At my recent appointment with my shoulder surgeon I didn’t happily sign off on surgery that might have brought some closure on the shoulder saga. Oh, no. I found out the results from my shoulder biopsy in August weren’t entirely conclusive. The majority of the results showed the same staph infection from this past Spring, and the minority came back negative. I’m also primarily asymptomatic – no fever, no chills, no pain. Well, about that last one. I have some pain, not the same level as last Spring, but it seems to be creeping back in. This is not good.
I cannot have my proper shoulder hardware re-installed until I’ve been completely cleared of infection. The  shoulder biopsy completed by drawing tissue and cell samples with needles couldn’t definitively determine if I have an infection. This can all be solved with another surgery, of course. Which is scheduled for October 6th. Don’t celebrate just yet, this in no way replaces the next “big” surgery, I’m adding to the surgical list, not substituting or reducing. This surgery will get deeper tissue samples as I’ll be knocked out and they are going in arthroscopically. Hopefully better samples equal a definitive infection decision.

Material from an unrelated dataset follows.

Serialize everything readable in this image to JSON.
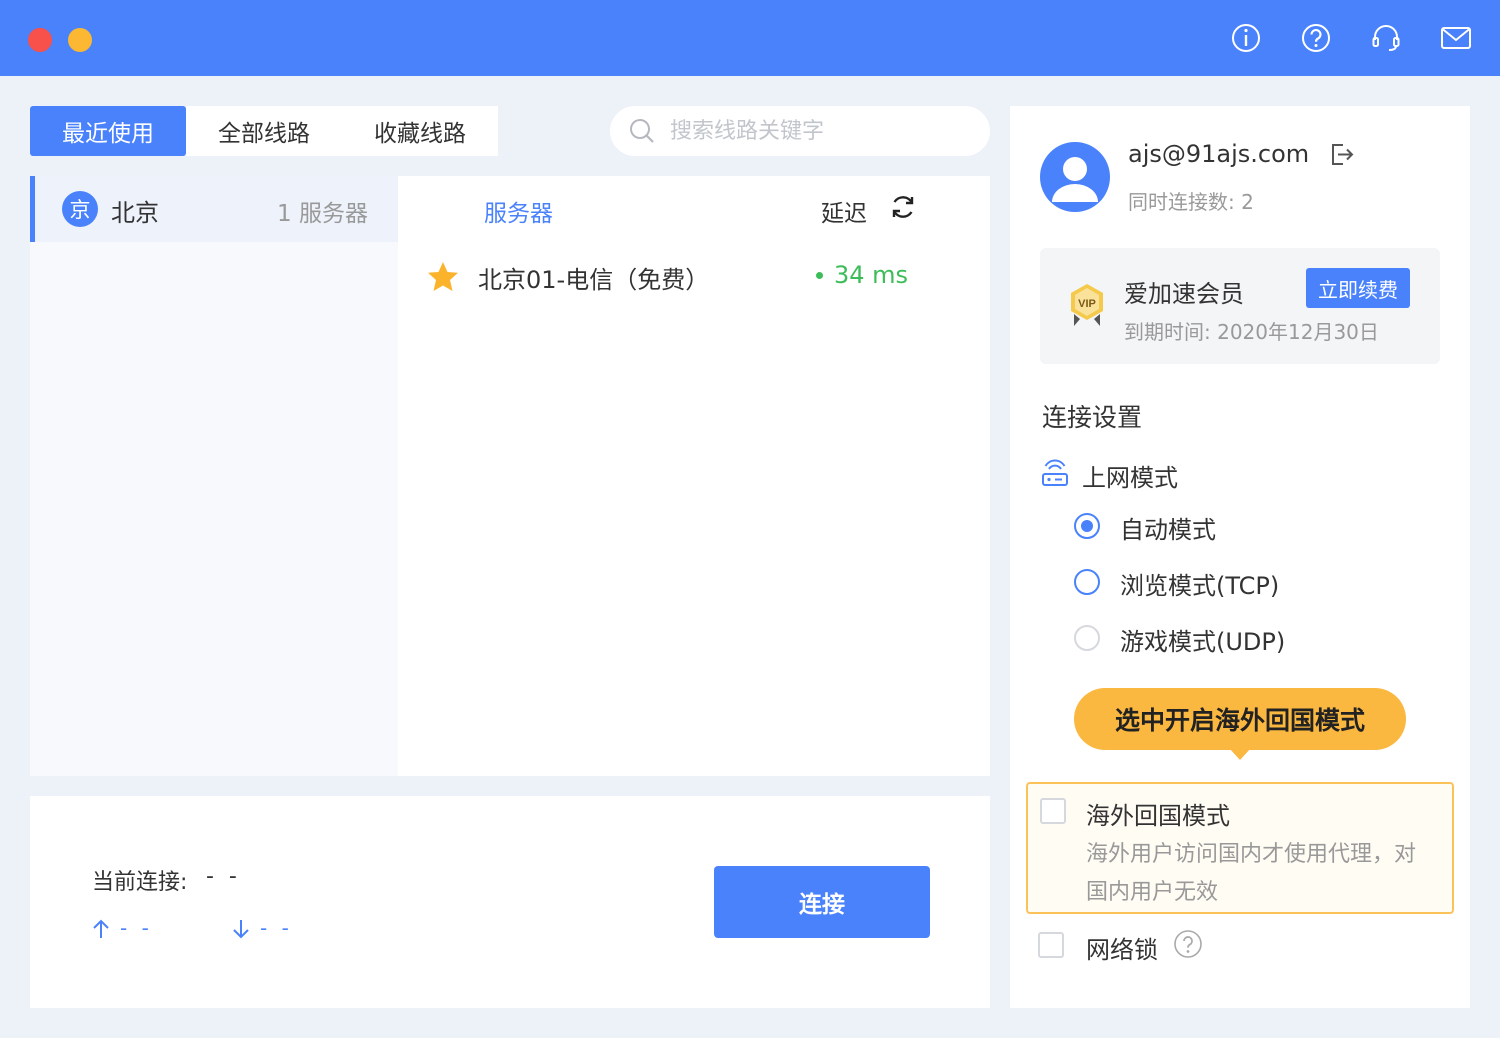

After they cook up the samples in the lab, there is complicated decision tree that follows. If I have an infection, how are we treating it? If there is no infection, where did the positive results come from?
And the question I really want answered – when the hell do I get off the merry-go-round and get my hardware back and be done with all of this?

I went to the appointment myself, I wasn’t expecting this conversation and turn of events. When I suspect bad news is forthcoming, John comes for support, but I walked in unaware. I was expecting to sign up and get my hardware back and to be done.  In the end, I did sign up for a surgery, but not the one I intended to. I don’t even cry at these appointments anymore. I’ve either become much better at handling all of this, or I’ve become hardened and immune to the cavalcade of bad news that seems to wait for me at Orthopaedic Clinic at the Ottawa Hospital.
I’m listening to “Where does the good go” by Tegan and Sara. Long before they sold out with “Everything is Awesome” and the Lego movie, they were an indie-folky Canadian band with beautiful harmonies. I’ve been asking myself where does the good go? How many more times can I go through surgery and keep my chin up? At least one more, I guess.